Meadow grasshopper, Lewes, England, photo by Penny Metal

All power to the insects

These are trivial stories of encounters with insects but I want to draw attention to the power structures, as Katie and Yamini ask us to do. For all-too-long we humans have wielded power over insects (and indeed most other species), with little concern for their welfare, or even concern for how much we need them. As the article about the insect apocalypse points out, we are dependent on insect populations to pollinate our crops, to process our waste, as a food source for other animals. Without them we will starve and be neck deep in shit. But our attitude for far too long has been: Not In My Back Yard. As we swat that swatter; spray that Raid; pump that insecticide; jet that pesticide; spread that Rose Clear; shake that ant power, little by little, we contribute to this holocaust. Van-life has fundamentally changed that relationship for me. I draw the line at flying beetles in my hair, but other than that, live and let live. I learned to live with insects, to the extent that, now I am in a house in the city again, I miss them. Not only should we learn to coexist with insects, but, as with the bees; the mosquitoes; the ants; the angry (or horny?) locust in my stories, we should be curbing and adapting our lives, our behaviour around theirs: we should be allowing them to take the stage. Because one day we might miss them.

Clockwork Bubble Bee, by Naomi Adams


Insect Trivia:

Crickets, locusts, grasshoppers and cicada: what is the difference?
Locusts are a type of grasshopper, both categorised as ‘Acridoidea family’ in the order ‘Orthoptera’. Crickets are also of the Orthoptera order, but crickets are typically wingless, and they are omnivorous: eating plants, smaller insects and larvae. Locusts and grasshoppers look similar to each other, they both have wings, and are both herbivores but locusts differ from grasshoppers in their ability to swarm. These insects make a sound by rubbing their wings together and this is called stridulation. Cicadas on the other hand, are ‘true bugs’ from the order Hemiptera, they are dark, stout insects with large heads and transparent wings. They look more like a beetle.  They come in two major variations: annual cicadas, and periodical cicadas. Periodical cicadas (only sited in North America) are often commonly referred to as the ’17 year locust.’  They spend 13 to 17 years as ‘nymphs’ living under ground, feeding from the juices of plant roots, before emerging- in number- in spring, when the soil reaches exactly 64 degrees Fahrenheit, when they climb up trees, shed their brown nymph skin and emerge as a cicada (most commonly black, with red eyes and orange wing veins). The male cicadas, the loudest insect around, then ‘sing’ by producing a sound from a pair of built-in drums called tymbals at the base of their abdomens. The females are attracted by the sound and after mating the females lay eggs burrowed in the twigs of the tree, before dying. The eggs then fall to the ground and hatch into nymphs who burrow into the ground, where they will then live for around 17 years. There is nothing trivial about that.

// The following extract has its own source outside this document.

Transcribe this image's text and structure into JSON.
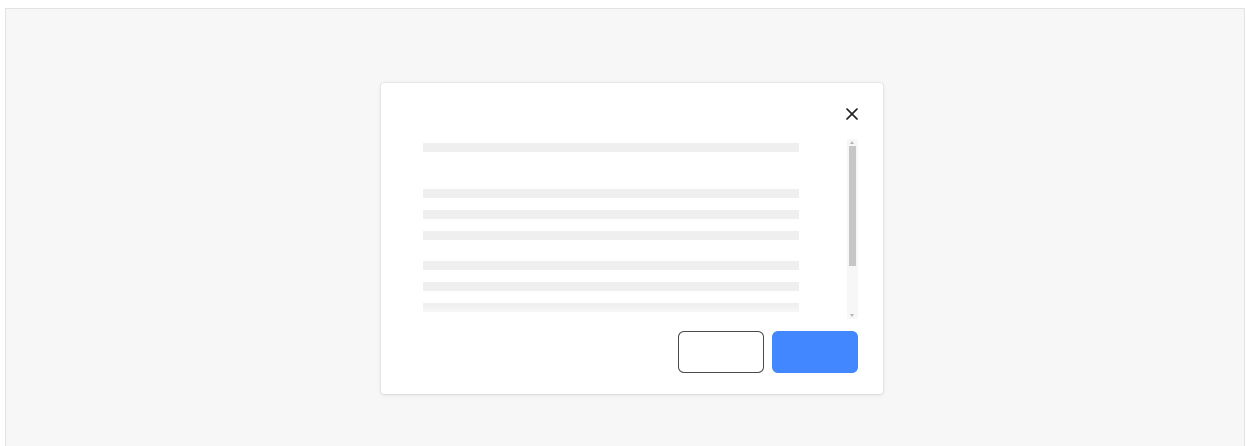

Photographs featured:

Feature photographs are courtesy of Penny Metal and Naomi Adams. Penny Metal is an artist who loves and photographs insects. She has published a book consisting of photographs of the insects of Warwick Gardens, a small park in Peckham ,South London. You can see more of her photos and buy the book here.  Naomi Adams is an artist and illustrator. Her relief pictures of bugs and beetles made from minute, found-objects such as beads, earrings and clock parts, can be bought here.

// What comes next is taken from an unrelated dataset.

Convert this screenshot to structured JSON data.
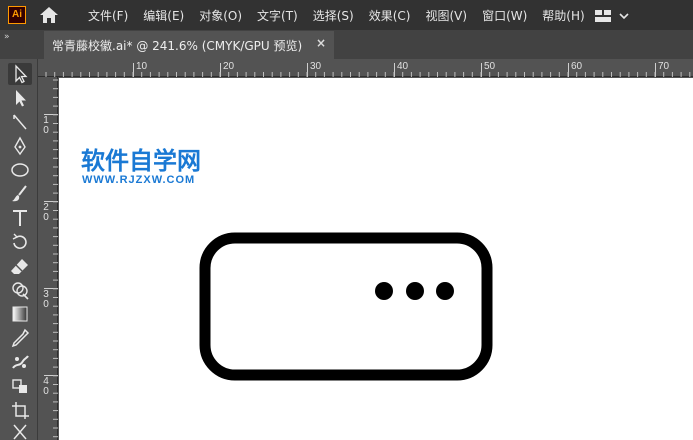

* Such is the rarity, that the beauty of the urban insect has attracted the attention of South London artist and photographer Penny Metal, who has published a book of photographs on these creatures, and our encounters with them.

** The sound Cicadas make is actually made by their abdomen not their mouth so technically they are not ‘talking,’ but I am anthropomorphising for dramatic effect.

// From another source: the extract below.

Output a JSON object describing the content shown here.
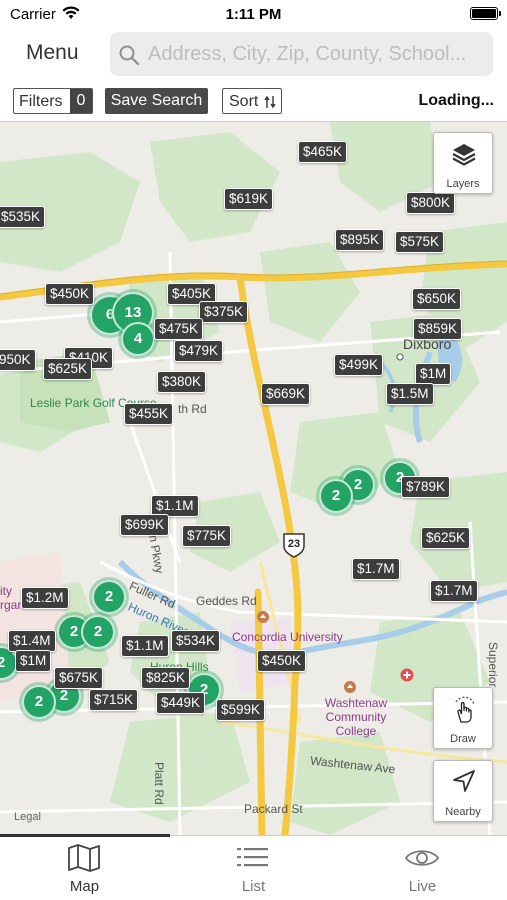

***After researching, it is most likely it was a Cicada that we saw, not a locust, but humans often confuse the two.